GNWT hopes new targets will increase Indigenous representation
Multi-year plans to increase Indigenous representation in the NWT government are set to be made public by the end of March.
Each GNWT department is expected to create plans that set three-year, five-year and 10-year targets for Indigenous recruitment and retention, part of an overarching initiative introduced in November last year.
On Wednesday, senior staff at the Department of Finance – which is overseeing that initiative – said plans will also aim to ensure Indigenous employees have fair access to senior management positions and support in those roles.
“If we achieve the fundamental goal of being inclusive, and culturally respectful, and representative of the public we’re serving, we’re a better public service for everyone and a better place to work,” said finance minister Caroline Wawzonek.
Wawzonek said the targets will form part of senior managers’ performance evaluations and progress will be publicly tracked.
The territorial government had promised the creation of such targets in 2020. Its affirmative action policy has long been accused of failing to meet the NWT’s needs.
In January, some residents at a public meeting told MLAs that policy is failing, objecting to what they considered to be internal nepotism, a lack of hiring oversight, missing entry-level positions, and the need to decentralize jobs currently based in Yellowknife.
The territory’s latest figures show 29 percent of the GNWT workforce is Indigenous. Three in every four identify as female.
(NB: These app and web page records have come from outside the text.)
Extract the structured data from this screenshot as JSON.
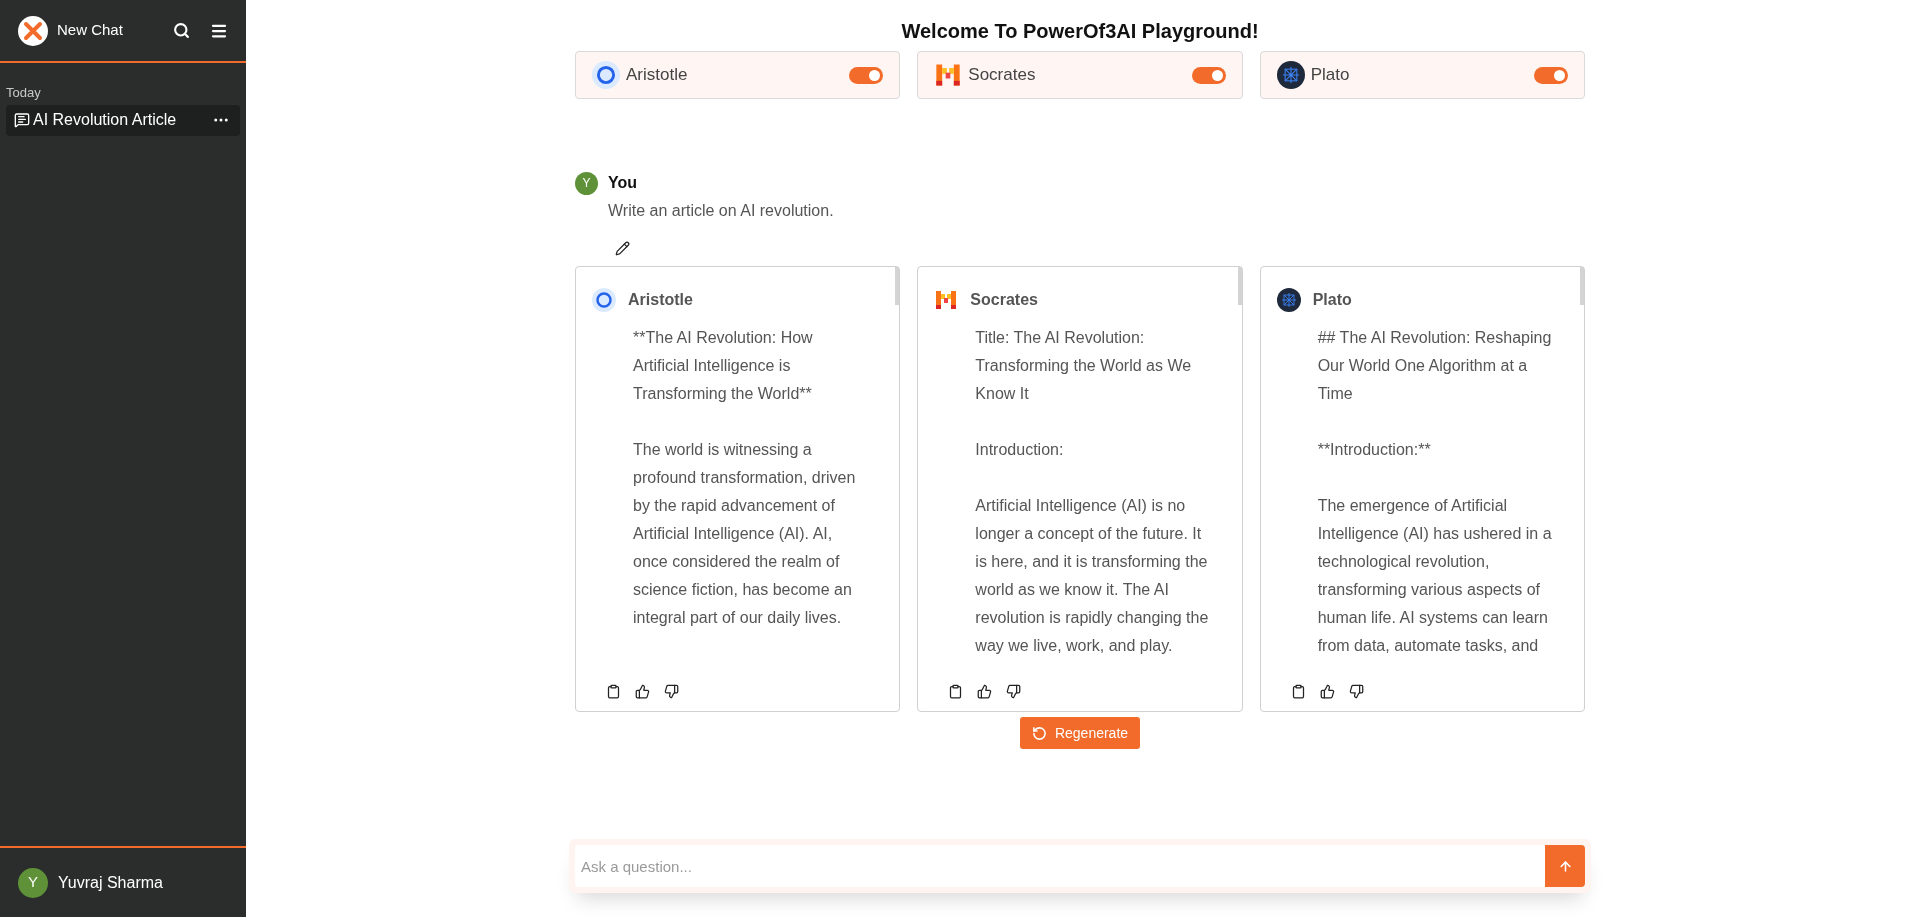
{
  "sidebar": {
    "new_chat": "New Chat",
    "section": "Today",
    "chats": [
      {
        "title": "AI Revolution Article",
        "selected": true
      }
    ],
    "user": {
      "initial": "Y",
      "name": "Yuvraj Sharma"
    }
  },
  "title": "Welcome To PowerOf3AI Playground!",
  "models": [
    {
      "kind": "ring",
      "name": "Aristotle",
      "on": true
    },
    {
      "kind": "pixel",
      "name": "Socrates",
      "on": true
    },
    {
      "kind": "network",
      "name": "Plato",
      "on": true
    }
  ],
  "message": {
    "initial": "Y",
    "author": "You",
    "text": "Write an article on AI revolution."
  },
  "responses": [
    {
      "kind": "ring",
      "name": "Aristotle",
      "paragraphs": [
        "**The AI Revolution: How Artificial Intelligence is Transforming the World**",
        "The world is witnessing a profound transformation, driven by the rapid advancement of Artificial Intelligence (AI). AI, once considered the realm of science fiction, has become an integral part of our daily lives."
      ]
    },
    {
      "kind": "pixel",
      "name": "Socrates",
      "paragraphs": [
        "Title: The AI Revolution: Transforming the World as We Know It",
        "Introduction:",
        "Artificial Intelligence (AI) is no longer a concept of the future. It is here, and it is transforming the world as we know it. The AI revolution is rapidly changing the way we live, work, and play."
      ]
    },
    {
      "kind": "network",
      "name": "Plato",
      "paragraphs": [
        "## The AI Revolution: Reshaping Our World One Algorithm at a Time",
        "**Introduction:**",
        "The emergence of Artificial Intelligence (AI) has ushered in a technological revolution, transforming various aspects of human life. AI systems can learn from data, automate tasks, and"
      ]
    }
  ],
  "regenerate": "Regenerate",
  "input": {
    "placeholder": "Ask a question..."
  }
}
Comparatively, about half of the territory’s population is Indigenous.
As of March 2021, 20 percent of senior management positions at the territorial government were filled by Indigenous people and 20 percent by non-Indigenous residents born in the territory or who have lived here for more than half their life.
MLAs had earlier heard from some employees that they felt the GNWT’s hiring appeal process was ineffective and unfair.
William MacKay, the deputy minister of finance, said this week the appeals process is operated externally and won’t change as part of the planned Indigenous recruitment and retention overhaul.
MacKay said the department is “confident in the appeals process and that it’s fair,” and that privacy issues explained why unsuccessful candidates are no longer told why their appeals are denied.
“The process is transparent, and fair, and independent of the government’s hiring process,” he said.